Labour Robert D. Beckwith 8,866 18.1 +8.7
Referendum Vanessa Thompson 3,302 6.7 N/A
UKIP John Pankhurst 786 1.6 N/A
Majority 11,100 22.6
Turnout 48,994 74.5
Conservative hold Swing −4.4

This constituency underwent boundary changes between the 1992 and 1997 general elections and thus change in share of vote is based on a notional calculation.

General Election 1992: Bexhill and Battle[14][15]
Party Candidate Votes % ±
Conservative Charles Wardle 31,380 60.3 −6.2
Liberal Democrat Susan M. Prochak 15,023 28.9 +3.0
Labour Frank W. Taylor 4,883 9.4 +1.7
Green Jonathan L. Prus 594 1.1 N/A
Independent Mary F. Smith 190 0.4 N/A
Majority 16,357 31.4 −9.2
Turnout 52,070 79.1 +1.7
Conservative hold Swing −4.6
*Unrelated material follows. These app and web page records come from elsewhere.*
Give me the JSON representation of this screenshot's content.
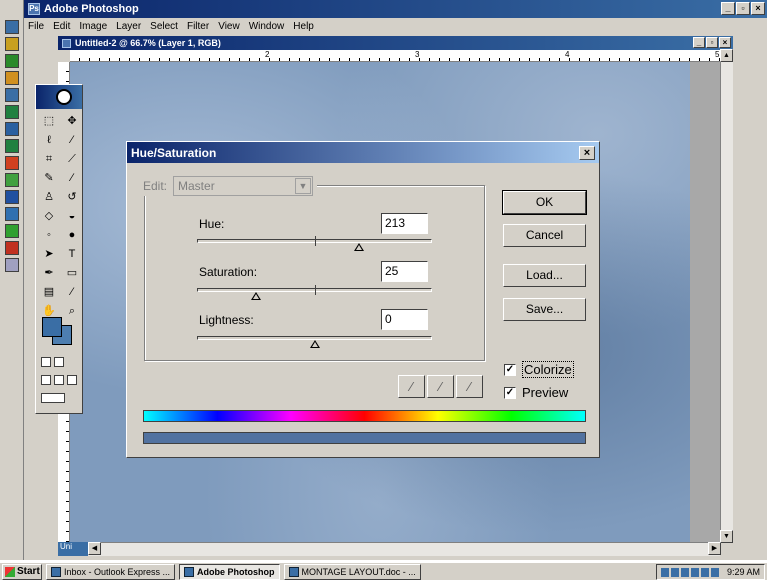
{
  "app": {
    "title": "Adobe Photoshop",
    "menu": [
      "File",
      "Edit",
      "Image",
      "Layer",
      "Select",
      "Filter",
      "View",
      "Window",
      "Help"
    ]
  },
  "document": {
    "title": "Untitled-2 @ 66.7% (Layer 1, RGB)",
    "ruler_marks": [
      "2",
      "3",
      "4",
      "5"
    ],
    "status_tab": "Uni"
  },
  "dialog": {
    "title": "Hue/Saturation",
    "edit_label": "Edit:",
    "edit_value": "Master",
    "hue": {
      "label": "Hue:",
      "value": "213",
      "slider_fraction": 0.69
    },
    "saturation": {
      "label": "Saturation:",
      "value": "25",
      "slider_fraction": 0.25
    },
    "lightness": {
      "label": "Lightness:",
      "value": "0",
      "slider_fraction": 0.5
    },
    "buttons": {
      "ok": "OK",
      "cancel": "Cancel",
      "load": "Load...",
      "save": "Save..."
    },
    "colorize": {
      "label": "Colorize",
      "checked": true
    },
    "preview": {
      "label": "Preview",
      "checked": true
    },
    "result_color": "#5272a0"
  },
  "taskbar": {
    "start": "Start",
    "tasks": [
      {
        "label": "Inbox - Outlook Express ...",
        "active": false
      },
      {
        "label": "Adobe Photoshop",
        "active": true
      },
      {
        "label": "MONTAGE LAYOUT.doc - ...",
        "active": false
      }
    ],
    "clock": "9:29 AM"
  }
}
Elections in the 1980s[edit]

General Election 1987: Bexhill and Battle[16]
Party Candidate Votes % ±
Conservative Charles Wardle 33,570 66.5 −0.8
Social Democratic Robert Kiernan 13,051 25.8 +2.3
Labour Derek Watts 3,903 7.7 −0.3
Majority 20,519 40.7
Turnout 50,524 77.4 +4.5
Conservative hold Swing −1.6
General Election 1983: Bexhill and Battle[17]
Party Candidate Votes % ±
Conservative Charles Wardle 30,329 67.3 N/A
Liberal Paul Smith 10,583 23.5 N/A
Labour Ian Pearson 3,587 8.0 N/A
Ecology Anne Rix 538 1.2 N/A
Majority 19,746 43.8 N/A
Turnout 45,037 72.9 N/A
Conservative win (new seat)
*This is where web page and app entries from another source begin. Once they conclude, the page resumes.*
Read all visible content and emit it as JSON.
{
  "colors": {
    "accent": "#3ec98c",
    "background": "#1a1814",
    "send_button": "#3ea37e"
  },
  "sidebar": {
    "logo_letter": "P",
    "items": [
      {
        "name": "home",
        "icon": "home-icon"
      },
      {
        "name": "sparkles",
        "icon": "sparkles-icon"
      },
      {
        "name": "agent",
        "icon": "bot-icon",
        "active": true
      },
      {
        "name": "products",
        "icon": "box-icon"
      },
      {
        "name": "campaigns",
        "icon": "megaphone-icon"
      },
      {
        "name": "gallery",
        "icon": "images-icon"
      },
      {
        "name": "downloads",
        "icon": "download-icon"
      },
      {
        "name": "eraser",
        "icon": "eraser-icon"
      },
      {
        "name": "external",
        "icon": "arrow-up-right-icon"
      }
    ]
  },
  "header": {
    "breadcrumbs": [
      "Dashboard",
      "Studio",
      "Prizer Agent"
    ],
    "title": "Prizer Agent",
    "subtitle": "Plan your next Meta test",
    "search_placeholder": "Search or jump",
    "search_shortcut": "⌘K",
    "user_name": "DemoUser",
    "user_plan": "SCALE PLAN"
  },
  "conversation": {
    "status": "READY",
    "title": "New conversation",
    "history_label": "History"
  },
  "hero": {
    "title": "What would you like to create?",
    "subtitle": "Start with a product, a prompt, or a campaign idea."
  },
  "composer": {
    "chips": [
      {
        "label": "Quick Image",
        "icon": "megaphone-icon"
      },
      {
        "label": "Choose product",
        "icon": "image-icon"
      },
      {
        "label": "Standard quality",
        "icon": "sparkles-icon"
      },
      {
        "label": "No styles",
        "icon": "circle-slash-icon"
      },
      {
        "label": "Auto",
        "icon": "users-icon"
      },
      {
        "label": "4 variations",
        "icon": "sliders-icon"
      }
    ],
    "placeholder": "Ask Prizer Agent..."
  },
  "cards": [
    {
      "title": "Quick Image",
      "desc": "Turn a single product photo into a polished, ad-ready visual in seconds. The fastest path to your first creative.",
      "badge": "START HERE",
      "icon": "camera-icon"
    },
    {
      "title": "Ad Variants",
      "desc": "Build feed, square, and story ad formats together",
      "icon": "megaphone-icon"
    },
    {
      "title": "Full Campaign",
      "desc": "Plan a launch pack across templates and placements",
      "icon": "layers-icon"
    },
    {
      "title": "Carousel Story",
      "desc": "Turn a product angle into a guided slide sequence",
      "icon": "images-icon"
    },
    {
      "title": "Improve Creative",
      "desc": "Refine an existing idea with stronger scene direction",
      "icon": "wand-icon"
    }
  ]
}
See also[edit]

Notes and references[edit]

Notes
  1. ^ A county constituency (for the purposes of election expenses and type of returning officer)
  2. ^ As with all constituencies, the constituency elects one Member of Parliament (MP) by the first past the post system of election at least every five years.
References
  1. ^ "Bexhill and Battle: Usual Resident Population, 2011". Neighbourhood Statistics. Office for National Statistics. Retrieved 29 January 2015. 
  2. ^ "Electorate Figures – Boundary Commission for England". 2011 Electorate Figures. Boundary Commission for England. 4 March 2011. Archived from the original on 6 November 2010. Retrieved 13 March 2011. 
  3. ^ "'Bexhill and Battle', June 1983 up to May 1997". ElectionWeb Project. Cognitive Computing Limited. Archived from the original on 11 March 2016. Retrieved 10 March 2016. 
  4. ^ "As it happened: PM reshuffles cabinet". 14 July 2014 – via www.bbc.co.uk. 
  5. ^ Leigh Rayment's Historical List of MPs – Constituencies beginning with "B" (part 3)
  6. ^ "Election Data 2015". Electoral Calculus. Archived from the original on 17 October 2015. Retrieved 17 October 2015. 
  7. ^ http://www.conservativehome.com/parliament/2014/11/cllr-huw-merriman-is-selected-for-bexhill-and-battle.htmll[permanent dead link]
  8. ^ a b c "BEXHILL & BATTLE 2015". electionresults.blogspot.co.uk. 
  9. ^ "Election Data 2010". Electoral Calculus. Archived from the original on 26 July 2013. Retrieved 17 October 2015. 
  10. ^ "BBC News - Election 2010 - Constituency - Bexhill & Battle". news.bbc.co.uk. 
  11. ^ "Election Data 2005". Electoral Calculus. Archived from the original on 15 October 2011. Retrieved 18 October 2015. 
  12. ^ "Election Data 2001". Electoral Calculus. Archived from the original on 15 October 2011. Retrieved 18 October 2015. 
  13. ^ "Election Data 1997". Electoral Calculus. Archived from the original on 15 October 2011. Retrieved 18 October 2015. 
  14. ^ "Election Data 1992". Electoral Calculus. Archived from the original on 15 October 2011. Retrieved 18 October 2015. 
  15. ^ "Politics Resources". Election 1992. Politics Resources. 9 April 1992. Retrieved 6 Dec 2010. 
  16. ^ "Election Data 1987". Electoral Calculus. Archived from the original on 15 October 2011. Retrieved 18 October 2015. 
  17. ^ "Election Data 1983". Electoral Calculus. Archived from the original on 15 October 2011. Retrieved 18 October 2015. 

Sources[edit]